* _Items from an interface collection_
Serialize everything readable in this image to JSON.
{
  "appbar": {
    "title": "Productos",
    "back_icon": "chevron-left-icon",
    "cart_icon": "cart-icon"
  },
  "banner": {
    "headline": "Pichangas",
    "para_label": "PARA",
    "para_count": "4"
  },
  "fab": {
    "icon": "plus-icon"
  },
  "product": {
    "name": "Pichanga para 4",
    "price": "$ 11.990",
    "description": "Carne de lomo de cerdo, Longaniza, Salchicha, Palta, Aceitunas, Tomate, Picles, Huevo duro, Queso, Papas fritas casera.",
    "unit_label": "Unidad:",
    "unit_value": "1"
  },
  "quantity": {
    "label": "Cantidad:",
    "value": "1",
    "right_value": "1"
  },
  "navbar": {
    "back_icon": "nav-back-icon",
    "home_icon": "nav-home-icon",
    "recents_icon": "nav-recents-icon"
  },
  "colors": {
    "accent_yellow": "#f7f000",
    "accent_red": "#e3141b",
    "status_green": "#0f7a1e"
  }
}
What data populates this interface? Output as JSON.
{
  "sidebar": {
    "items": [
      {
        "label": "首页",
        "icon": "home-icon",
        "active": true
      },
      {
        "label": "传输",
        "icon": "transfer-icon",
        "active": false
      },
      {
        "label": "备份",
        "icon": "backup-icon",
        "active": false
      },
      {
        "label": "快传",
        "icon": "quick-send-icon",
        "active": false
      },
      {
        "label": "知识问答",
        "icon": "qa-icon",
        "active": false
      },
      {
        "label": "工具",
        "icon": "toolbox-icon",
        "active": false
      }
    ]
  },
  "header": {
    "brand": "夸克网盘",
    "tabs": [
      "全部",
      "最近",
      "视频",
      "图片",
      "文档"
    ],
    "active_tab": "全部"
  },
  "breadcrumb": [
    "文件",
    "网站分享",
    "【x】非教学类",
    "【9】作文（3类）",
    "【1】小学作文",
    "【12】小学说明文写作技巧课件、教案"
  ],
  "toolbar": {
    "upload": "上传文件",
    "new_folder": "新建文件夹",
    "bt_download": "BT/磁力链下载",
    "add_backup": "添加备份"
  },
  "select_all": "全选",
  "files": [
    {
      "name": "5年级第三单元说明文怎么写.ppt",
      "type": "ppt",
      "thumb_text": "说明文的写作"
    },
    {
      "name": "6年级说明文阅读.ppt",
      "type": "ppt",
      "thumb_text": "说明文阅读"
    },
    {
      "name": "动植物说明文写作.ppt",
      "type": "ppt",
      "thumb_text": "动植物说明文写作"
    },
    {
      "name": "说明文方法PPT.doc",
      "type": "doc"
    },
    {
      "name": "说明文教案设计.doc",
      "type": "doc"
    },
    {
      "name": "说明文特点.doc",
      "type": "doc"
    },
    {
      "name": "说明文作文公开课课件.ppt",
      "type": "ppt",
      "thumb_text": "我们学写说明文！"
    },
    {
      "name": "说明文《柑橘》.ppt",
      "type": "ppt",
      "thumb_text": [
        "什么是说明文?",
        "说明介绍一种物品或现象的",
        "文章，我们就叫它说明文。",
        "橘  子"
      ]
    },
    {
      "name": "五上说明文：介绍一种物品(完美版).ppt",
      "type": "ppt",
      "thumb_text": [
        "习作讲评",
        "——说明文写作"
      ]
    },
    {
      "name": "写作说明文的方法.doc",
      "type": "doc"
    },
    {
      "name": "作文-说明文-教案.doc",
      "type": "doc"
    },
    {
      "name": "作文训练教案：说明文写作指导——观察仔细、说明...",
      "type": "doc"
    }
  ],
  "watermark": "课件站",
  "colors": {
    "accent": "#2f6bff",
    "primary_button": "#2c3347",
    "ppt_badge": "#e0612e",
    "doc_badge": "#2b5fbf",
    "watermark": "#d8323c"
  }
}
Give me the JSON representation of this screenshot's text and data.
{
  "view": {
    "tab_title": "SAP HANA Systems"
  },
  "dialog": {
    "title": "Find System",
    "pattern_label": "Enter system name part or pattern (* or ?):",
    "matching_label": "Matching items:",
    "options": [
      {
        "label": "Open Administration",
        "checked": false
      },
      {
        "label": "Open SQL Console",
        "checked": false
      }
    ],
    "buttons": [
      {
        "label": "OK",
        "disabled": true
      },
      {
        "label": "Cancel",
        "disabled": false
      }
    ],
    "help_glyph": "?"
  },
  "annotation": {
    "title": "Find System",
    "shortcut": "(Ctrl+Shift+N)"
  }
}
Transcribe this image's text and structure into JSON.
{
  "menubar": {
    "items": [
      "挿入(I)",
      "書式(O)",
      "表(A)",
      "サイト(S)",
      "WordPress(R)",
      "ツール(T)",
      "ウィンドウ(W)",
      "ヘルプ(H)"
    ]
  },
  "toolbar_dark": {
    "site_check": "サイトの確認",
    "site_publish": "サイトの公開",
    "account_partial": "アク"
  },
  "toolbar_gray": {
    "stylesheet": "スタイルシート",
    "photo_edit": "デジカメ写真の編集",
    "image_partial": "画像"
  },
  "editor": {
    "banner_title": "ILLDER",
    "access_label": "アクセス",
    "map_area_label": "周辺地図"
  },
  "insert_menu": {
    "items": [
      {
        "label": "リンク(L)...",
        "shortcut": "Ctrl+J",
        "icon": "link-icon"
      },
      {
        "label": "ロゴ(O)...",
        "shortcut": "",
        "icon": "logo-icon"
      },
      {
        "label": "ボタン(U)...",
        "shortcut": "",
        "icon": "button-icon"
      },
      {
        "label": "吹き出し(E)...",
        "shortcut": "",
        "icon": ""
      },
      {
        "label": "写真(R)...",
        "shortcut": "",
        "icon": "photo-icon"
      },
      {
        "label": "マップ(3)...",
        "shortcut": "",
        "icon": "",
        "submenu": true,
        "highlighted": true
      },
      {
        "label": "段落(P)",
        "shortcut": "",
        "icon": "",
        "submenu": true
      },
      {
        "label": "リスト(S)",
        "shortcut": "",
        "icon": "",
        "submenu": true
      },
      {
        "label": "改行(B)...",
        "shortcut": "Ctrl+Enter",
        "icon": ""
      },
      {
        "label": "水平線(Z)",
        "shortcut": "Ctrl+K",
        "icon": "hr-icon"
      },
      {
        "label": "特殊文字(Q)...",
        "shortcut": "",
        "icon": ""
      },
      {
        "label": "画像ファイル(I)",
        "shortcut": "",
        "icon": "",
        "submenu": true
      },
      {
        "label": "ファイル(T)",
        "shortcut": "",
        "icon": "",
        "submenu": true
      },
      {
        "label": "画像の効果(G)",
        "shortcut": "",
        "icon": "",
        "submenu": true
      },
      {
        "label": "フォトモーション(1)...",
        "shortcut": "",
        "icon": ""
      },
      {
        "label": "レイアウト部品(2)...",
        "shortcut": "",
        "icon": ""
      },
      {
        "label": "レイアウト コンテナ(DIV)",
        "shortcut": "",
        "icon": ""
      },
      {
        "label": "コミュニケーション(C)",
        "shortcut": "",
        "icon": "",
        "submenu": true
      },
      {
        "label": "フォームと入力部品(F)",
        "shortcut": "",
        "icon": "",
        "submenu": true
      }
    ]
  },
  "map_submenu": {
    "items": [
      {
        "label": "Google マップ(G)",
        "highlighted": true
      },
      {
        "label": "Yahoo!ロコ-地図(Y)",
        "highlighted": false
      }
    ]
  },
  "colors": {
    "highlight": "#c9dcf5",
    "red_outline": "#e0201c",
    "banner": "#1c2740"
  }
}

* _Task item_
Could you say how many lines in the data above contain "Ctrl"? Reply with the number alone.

* _Result below_
4